Xi is proceeding with blinding speeed to root out this decay, in order to unite the Chinese people firmly behind their central government, all of which is to enable the Chinese people to defend their property and personal rights against arbitrary foreign demands, including foremost of which, is China's surrender of the fishing grounds of its tens of millions of fishermen in the South China Sea, Diaoyudao, and Huangyan islands. Incorporating the fundamental principles of Chinese martial arts into modern political and military strategy, Xi is consolidating the energy of an entire nation of 1.3 billion brains and bodies into a healthy and clean government. No object can move with two centers of gravity and travel in a smooth, predictable trajectory. All the Shaolin masters, and even Bruce Lee, would agree that in order to defend the collective and individual rights, including property and personal rights, China does not need a motley of parties that peddle their offices to the highest foreign or domestic bidder. But the party in power must make sure that it remains always accountable to the people it is pledged to serve, and in this, Xi is dead serious, because it is the equivalent of the Mandate of Heaven, without which no government can long endure.
The first step in this journey of a thousand miles will soon begin, in the teaching of Japan a lesson it has never been properly taught by its western masters, which is not to do unto others what it does not want others to do unto itself. The only way Japan will learn this lesson is by personal experience, when China does unto Japan what it had done unto China, and this time, unlike the Pacifist Constitution, it will be a lesson Japan will never forget.
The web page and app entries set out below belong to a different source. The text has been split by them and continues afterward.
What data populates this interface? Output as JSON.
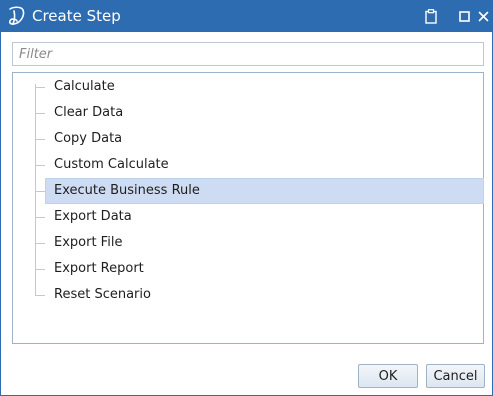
{
  "window": {
    "title": "Create Step"
  },
  "filter": {
    "placeholder": "Filter",
    "value": ""
  },
  "step_types": [
    {
      "label": "Calculate",
      "selected": false
    },
    {
      "label": "Clear Data",
      "selected": false
    },
    {
      "label": "Copy Data",
      "selected": false
    },
    {
      "label": "Custom Calculate",
      "selected": false
    },
    {
      "label": "Execute Business Rule",
      "selected": true
    },
    {
      "label": "Export Data",
      "selected": false
    },
    {
      "label": "Export File",
      "selected": false
    },
    {
      "label": "Export Report",
      "selected": false
    },
    {
      "label": "Reset Scenario",
      "selected": false
    }
  ],
  "buttons": {
    "ok": "OK",
    "cancel": "Cancel"
  },
  "icons": {
    "logo": "app-logo-icon",
    "clipboard": "clipboard-icon",
    "maximize": "maximize-icon",
    "close": "close-icon"
  },
  "colors": {
    "titlebar": "#2d6cb1",
    "selection": "#cddcf3"
  }
}
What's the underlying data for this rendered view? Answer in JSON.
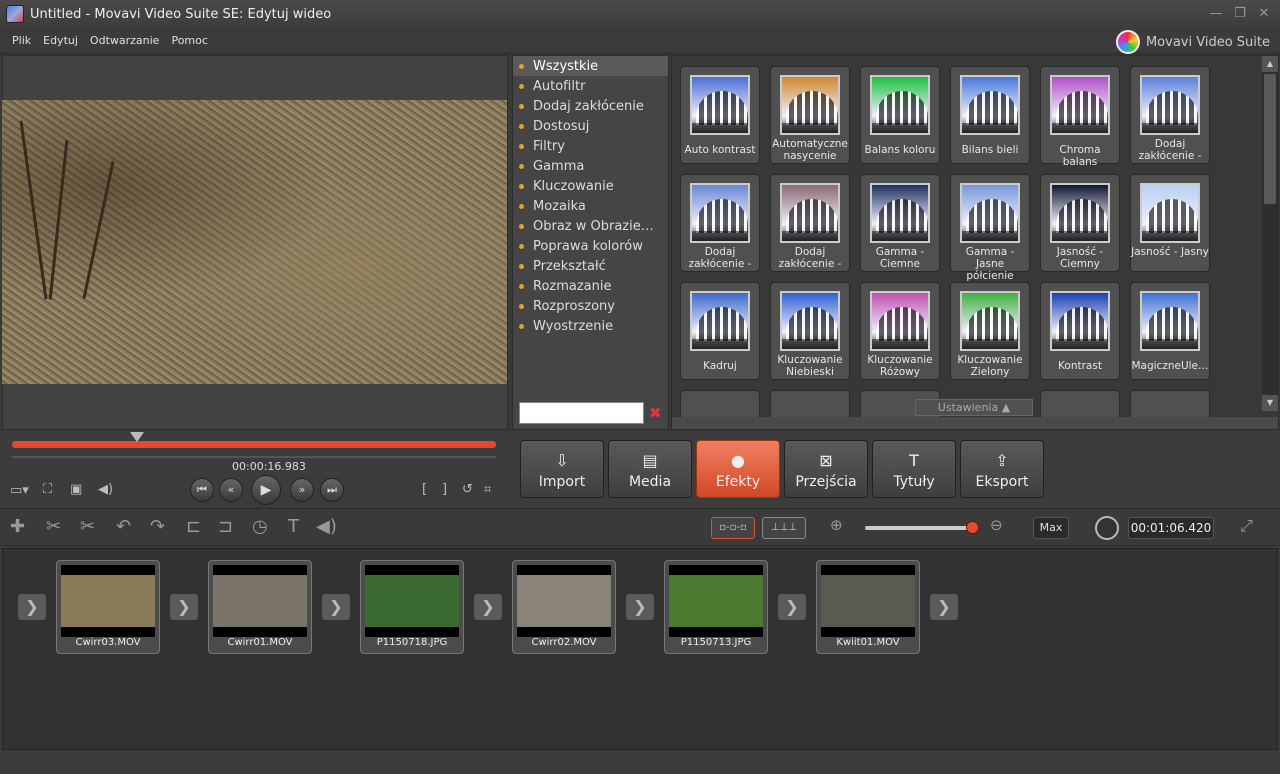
{
  "window": {
    "title": "Untitled - Movavi Video Suite SE: Edytuj wideo",
    "brand": "Movavi Video Suite"
  },
  "menu": [
    "Plik",
    "Edytuj",
    "Odtwarzanie",
    "Pomoc"
  ],
  "categories": [
    "Wszystkie",
    "Autofiltr",
    "Dodaj zakłócenie",
    "Dostosuj",
    "Filtry",
    "Gamma",
    "Kluczowanie",
    "Mozaika",
    "Obraz w Obrazie…",
    "Poprawa kolorów",
    "Przekształć",
    "Rozmazanie",
    "Rozproszony",
    "Wyostrzenie"
  ],
  "selected_category": "Wszystkie",
  "effects": [
    {
      "label": "Auto kontrast",
      "tint": "#4a6ed0"
    },
    {
      "label": "Automatyczne nasycenie",
      "tint": "#d08a30"
    },
    {
      "label": "Balans koloru",
      "tint": "#20c040"
    },
    {
      "label": "Bilans bieli",
      "tint": "#4a78d8"
    },
    {
      "label": "Chroma balans",
      "tint": "#b050c8"
    },
    {
      "label": "Dodaj zakłócenie -",
      "tint": "#5a80d8"
    },
    {
      "label": "Dodaj zakłócenie -",
      "tint": "#6a88d0"
    },
    {
      "label": "Dodaj zakłócenie -",
      "tint": "#8a6a70"
    },
    {
      "label": "Gamma - Ciemne",
      "tint": "#203060"
    },
    {
      "label": "Gamma - Jasne półcienie",
      "tint": "#7898d8"
    },
    {
      "label": "Jasność - Ciemny",
      "tint": "#101830"
    },
    {
      "label": "Jasność - Jasny",
      "tint": "#b8d0f0"
    },
    {
      "label": "Kadruj",
      "tint": "#3a68c8"
    },
    {
      "label": "Kluczowanie Niebieski",
      "tint": "#3060d0"
    },
    {
      "label": "Kluczowanie Różowy",
      "tint": "#c050b0"
    },
    {
      "label": "Kluczowanie Zielony",
      "tint": "#40b040"
    },
    {
      "label": "Kontrast",
      "tint": "#1840b0"
    },
    {
      "label": "MagiczneUle…",
      "tint": "#4070d0"
    }
  ],
  "settings_label": "Ustawienia",
  "timecode": "00:00:16.983",
  "modes": [
    {
      "label": "Import",
      "icon": "⇩"
    },
    {
      "label": "Media",
      "icon": "▤"
    },
    {
      "label": "Efekty",
      "icon": "●"
    },
    {
      "label": "Przejścia",
      "icon": "⊠"
    },
    {
      "label": "Tytuły",
      "icon": "T"
    },
    {
      "label": "Eksport",
      "icon": "⇪"
    }
  ],
  "active_mode": "Efekty",
  "zoom_max_label": "Max",
  "duration": "00:01:06.420",
  "clips": [
    {
      "name": "Cwirr03.MOV",
      "bg": "#8a7a58"
    },
    {
      "name": "Cwirr01.MOV",
      "bg": "#7a7468"
    },
    {
      "name": "P1150718.JPG",
      "bg": "#3a6a30"
    },
    {
      "name": "Cwirr02.MOV",
      "bg": "#8a8478"
    },
    {
      "name": "P1150713.JPG",
      "bg": "#4a7a30"
    },
    {
      "name": "Kwiit01.MOV",
      "bg": "#5a5a50"
    }
  ],
  "colors": {
    "accent": "#e05030",
    "category_dot": "#e8a020"
  }
}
If Japan wants to revive its Tanaka Plan, then it is time China, utilizing its most modern technology, applies the Kublai Khan plan, against which there is no defense, and with which, the Kamikaze spirits are on the side of China, as they used to be on the side of a then Buddhist-Confucianist Japan, now turned heretic under the cult of Shintoism under the well-cloaked influence of Britain.